Work to be completed: In the entries below, find each line with the word "ffffff" and pull it out.

(Excerpts from an interface dataset)
____________________

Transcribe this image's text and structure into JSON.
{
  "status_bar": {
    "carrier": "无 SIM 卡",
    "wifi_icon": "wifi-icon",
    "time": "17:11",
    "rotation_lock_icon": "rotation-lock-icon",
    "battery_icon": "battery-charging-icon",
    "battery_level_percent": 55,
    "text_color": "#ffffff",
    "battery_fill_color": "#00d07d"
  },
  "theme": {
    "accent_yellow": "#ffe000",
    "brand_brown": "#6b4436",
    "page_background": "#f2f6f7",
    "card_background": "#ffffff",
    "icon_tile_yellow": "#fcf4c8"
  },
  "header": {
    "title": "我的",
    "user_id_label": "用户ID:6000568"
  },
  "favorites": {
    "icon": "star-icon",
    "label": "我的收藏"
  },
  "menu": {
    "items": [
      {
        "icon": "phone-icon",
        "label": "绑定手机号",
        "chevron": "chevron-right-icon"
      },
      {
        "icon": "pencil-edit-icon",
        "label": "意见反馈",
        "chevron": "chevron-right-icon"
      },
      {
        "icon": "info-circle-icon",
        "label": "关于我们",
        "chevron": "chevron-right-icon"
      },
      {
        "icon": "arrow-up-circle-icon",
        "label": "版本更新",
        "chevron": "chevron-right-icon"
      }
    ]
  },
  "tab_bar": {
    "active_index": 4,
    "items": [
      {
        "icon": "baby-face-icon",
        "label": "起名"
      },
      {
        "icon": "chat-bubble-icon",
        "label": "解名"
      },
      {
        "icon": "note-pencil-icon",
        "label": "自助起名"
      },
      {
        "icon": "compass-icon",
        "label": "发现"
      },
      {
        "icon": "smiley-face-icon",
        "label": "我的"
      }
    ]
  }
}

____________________

Response to this exercise:
    "text_color": "#ffffff",
    "card_background": "#ffffff",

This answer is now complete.